It’s been a truly interesting few days – an election where the vote swung from too close to call to a Conservative majority, gained entirely unexpectedly, sending swathes of the country into mourning and others into victorious crowing.
We’ve lost giants of UK politics – regardless of where you stand on their political leanings – some will be missed, some not at all, some will be forgotten. The recriminations will go on for months if not years and, I believe, we will not see clearly how this landslide effects our nation until generations have past and we view this period as a faded memory.
I come from a liberal artistic northern stand point. I work, live and breath theatre and comedy. I believe in equality and have hopes and dreams that future generations will inherit a better society than the one we were passed and the one our parents were passed. Among my circle of friends and colleagues there is a sense of hopelessness, dismay, disbelief, mourning and anger.
I too feel this – however I also feel that with this earthquake, and it is such, there is also the possibility of great cleanse, and of opportunity.
The new Conservative government has inherited a cracked and divided country – London and the South East seems at odds with the rest of our nation – the poor struggle as they have before , the NHS is stretched, nuclear weapons our revenge in waiting and rhetoric about past failings of a now disbanded government at the root of every problem seems entrenched in the political voice.
Yet there are shoots, there are hopes, this election will newly politicize a new generation, a generation capable of breaking the status quo, a generation capable of building, listening, trusting and believing, a generation that wants change, wants to build a better society.
I experienced a theatrical game the other evening, Early Days (Of A Better Nation) by Coney, a show where an audience is split and divided into three conflicting regions. With limited resources they must seek a brighter future amid civil unrest, greed, rage, bitterness, disease and savage brutality.
The game is designed to end with a nation incapable of being repaired – tribal groups, regions, incapable of coming together, agitators among them, only willing to accept decisions on their own terms, terms that would, unknowingly lead to the downfall of their state. Yet a remarkable thing happened – in a game designed to find failure, to find conflict, engineered to find disruption, it found peace, harmony and resolution.
The conversation which started about what I need, what my region needs, turned, it morphed, it became about what the Nation needs.

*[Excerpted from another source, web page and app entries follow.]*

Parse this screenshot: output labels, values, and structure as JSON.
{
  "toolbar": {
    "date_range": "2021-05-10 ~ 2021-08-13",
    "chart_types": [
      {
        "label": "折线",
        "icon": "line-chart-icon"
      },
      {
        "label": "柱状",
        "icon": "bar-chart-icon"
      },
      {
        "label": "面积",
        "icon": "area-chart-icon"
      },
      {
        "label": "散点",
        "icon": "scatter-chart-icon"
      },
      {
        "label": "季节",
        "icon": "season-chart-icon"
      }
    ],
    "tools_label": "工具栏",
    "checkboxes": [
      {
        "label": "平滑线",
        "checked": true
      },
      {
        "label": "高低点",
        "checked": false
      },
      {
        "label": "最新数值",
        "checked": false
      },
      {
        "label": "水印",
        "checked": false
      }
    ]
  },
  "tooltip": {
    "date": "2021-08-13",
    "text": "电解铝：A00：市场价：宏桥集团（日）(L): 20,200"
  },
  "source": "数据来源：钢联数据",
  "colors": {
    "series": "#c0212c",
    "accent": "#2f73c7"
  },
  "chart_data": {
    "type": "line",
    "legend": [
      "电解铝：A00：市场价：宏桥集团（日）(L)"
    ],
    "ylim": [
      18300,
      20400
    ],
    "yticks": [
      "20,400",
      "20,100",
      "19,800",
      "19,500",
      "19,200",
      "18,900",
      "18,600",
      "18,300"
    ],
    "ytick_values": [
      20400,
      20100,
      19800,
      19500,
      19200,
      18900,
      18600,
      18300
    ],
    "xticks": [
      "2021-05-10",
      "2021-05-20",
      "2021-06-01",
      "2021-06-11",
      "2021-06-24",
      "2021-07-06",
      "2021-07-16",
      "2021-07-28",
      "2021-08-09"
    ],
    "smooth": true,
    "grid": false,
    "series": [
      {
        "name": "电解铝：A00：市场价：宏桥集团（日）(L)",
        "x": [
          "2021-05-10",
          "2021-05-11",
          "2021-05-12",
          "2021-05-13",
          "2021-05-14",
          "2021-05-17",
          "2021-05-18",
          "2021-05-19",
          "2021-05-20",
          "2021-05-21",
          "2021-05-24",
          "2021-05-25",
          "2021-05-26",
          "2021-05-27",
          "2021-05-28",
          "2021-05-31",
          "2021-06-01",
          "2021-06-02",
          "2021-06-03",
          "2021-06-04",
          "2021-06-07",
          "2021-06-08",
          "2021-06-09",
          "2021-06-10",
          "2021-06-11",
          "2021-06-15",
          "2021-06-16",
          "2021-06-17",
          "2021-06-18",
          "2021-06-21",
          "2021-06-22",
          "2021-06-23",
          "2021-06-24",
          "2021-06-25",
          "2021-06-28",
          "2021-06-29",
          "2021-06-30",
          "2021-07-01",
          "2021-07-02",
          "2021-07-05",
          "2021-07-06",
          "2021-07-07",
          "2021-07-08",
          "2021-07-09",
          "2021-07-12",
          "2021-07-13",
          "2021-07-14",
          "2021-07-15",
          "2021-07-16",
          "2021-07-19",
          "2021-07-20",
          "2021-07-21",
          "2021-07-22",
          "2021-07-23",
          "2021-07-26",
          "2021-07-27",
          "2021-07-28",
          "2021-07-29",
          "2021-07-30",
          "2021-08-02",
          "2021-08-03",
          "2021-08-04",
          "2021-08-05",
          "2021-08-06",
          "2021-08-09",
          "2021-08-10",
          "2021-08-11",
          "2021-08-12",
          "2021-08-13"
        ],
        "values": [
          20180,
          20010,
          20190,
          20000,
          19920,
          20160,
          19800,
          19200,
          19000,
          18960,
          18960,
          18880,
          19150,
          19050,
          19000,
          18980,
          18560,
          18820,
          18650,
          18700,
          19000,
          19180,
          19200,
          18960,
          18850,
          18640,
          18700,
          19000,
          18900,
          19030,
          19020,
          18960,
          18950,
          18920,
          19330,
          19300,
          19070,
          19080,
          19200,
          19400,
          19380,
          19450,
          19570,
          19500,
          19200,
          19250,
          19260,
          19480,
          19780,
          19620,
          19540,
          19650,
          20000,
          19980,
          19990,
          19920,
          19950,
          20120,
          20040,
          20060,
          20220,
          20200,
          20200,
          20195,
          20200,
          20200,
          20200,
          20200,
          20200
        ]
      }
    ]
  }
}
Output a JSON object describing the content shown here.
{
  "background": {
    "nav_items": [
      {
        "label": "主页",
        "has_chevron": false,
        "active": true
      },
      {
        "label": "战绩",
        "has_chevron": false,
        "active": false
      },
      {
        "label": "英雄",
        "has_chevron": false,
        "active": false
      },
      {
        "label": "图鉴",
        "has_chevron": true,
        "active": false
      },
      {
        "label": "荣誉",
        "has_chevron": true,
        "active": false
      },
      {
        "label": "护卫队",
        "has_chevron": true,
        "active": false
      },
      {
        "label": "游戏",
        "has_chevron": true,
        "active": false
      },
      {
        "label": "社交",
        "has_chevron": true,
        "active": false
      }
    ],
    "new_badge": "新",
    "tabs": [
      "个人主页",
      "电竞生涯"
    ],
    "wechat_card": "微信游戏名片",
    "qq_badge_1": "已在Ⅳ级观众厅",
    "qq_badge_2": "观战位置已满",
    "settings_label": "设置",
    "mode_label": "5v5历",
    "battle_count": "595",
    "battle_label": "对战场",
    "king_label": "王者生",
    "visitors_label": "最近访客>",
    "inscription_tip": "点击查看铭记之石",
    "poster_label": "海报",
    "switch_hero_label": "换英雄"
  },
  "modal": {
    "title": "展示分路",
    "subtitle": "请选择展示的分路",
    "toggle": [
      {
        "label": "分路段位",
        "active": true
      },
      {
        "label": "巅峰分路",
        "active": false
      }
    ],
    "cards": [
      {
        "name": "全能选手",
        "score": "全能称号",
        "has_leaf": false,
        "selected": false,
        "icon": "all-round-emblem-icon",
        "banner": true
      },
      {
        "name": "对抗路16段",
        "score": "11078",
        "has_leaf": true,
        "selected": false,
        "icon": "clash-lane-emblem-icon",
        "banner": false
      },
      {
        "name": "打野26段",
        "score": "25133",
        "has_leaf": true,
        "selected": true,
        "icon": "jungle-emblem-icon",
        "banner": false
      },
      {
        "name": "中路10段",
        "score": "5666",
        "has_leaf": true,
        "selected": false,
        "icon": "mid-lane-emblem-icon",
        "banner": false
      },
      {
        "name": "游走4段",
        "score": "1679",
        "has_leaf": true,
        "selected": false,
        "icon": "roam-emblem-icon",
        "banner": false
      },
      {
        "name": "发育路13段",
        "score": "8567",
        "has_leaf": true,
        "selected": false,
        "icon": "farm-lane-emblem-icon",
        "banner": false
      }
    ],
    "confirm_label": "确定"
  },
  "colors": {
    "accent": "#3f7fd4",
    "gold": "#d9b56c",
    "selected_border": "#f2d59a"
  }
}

Resources were shared, generosity became abundant, those with gave to those without, selfishness was pushed aside for common purpose and a better nation emerged – and it started because of trust – trust created by honesty, apology and humility – trust that proved we are better than we give ourselves credit for and that trust, that hope, will be rewarded in the end.
I’ve been working on a stand up show about politics and democracy (see the opening here) – I’ve spoken to councillors, MPs, voters and agitators – and they all want the same thing, a better nation – we need to learn balance, to find common ground with each other, work together.
Politics is unforgiving. It is brutal. It turns perception of idealists from saints to sinners. Its very form puts candidates on a pedestal before pushing them in a situation where failure and personal destruction is the only way out. Tony Blair introduced a National Minimum Wage, new employment rights , constitutional reforms; new rights for gay people and took us to war. Saint or sinner, angel or devil? Perceptions of people as good or bad, right or wrong, good or evil, are, often, displayed as such, polar opposites, black or white rather than the shades of grey we really have.
The challenge for us now, for us all now is to change our national discourse, from them against us to we, from the North versus the South to together, we need to learn to listen, accept that life is full of grey areas, offer humility and respect and then inject our nation with heart, with love, with true compassion and learn to forgive – but it all comes from trust – that first, tantalizingly dangerous first step.
There will be those who’ll read this and get angry, who’ll be staggered in disbelief at my idealism and naievity, who’ll say that some people are just bad, some people don’t care, some people cannot be trusted.
You’re part of the problem.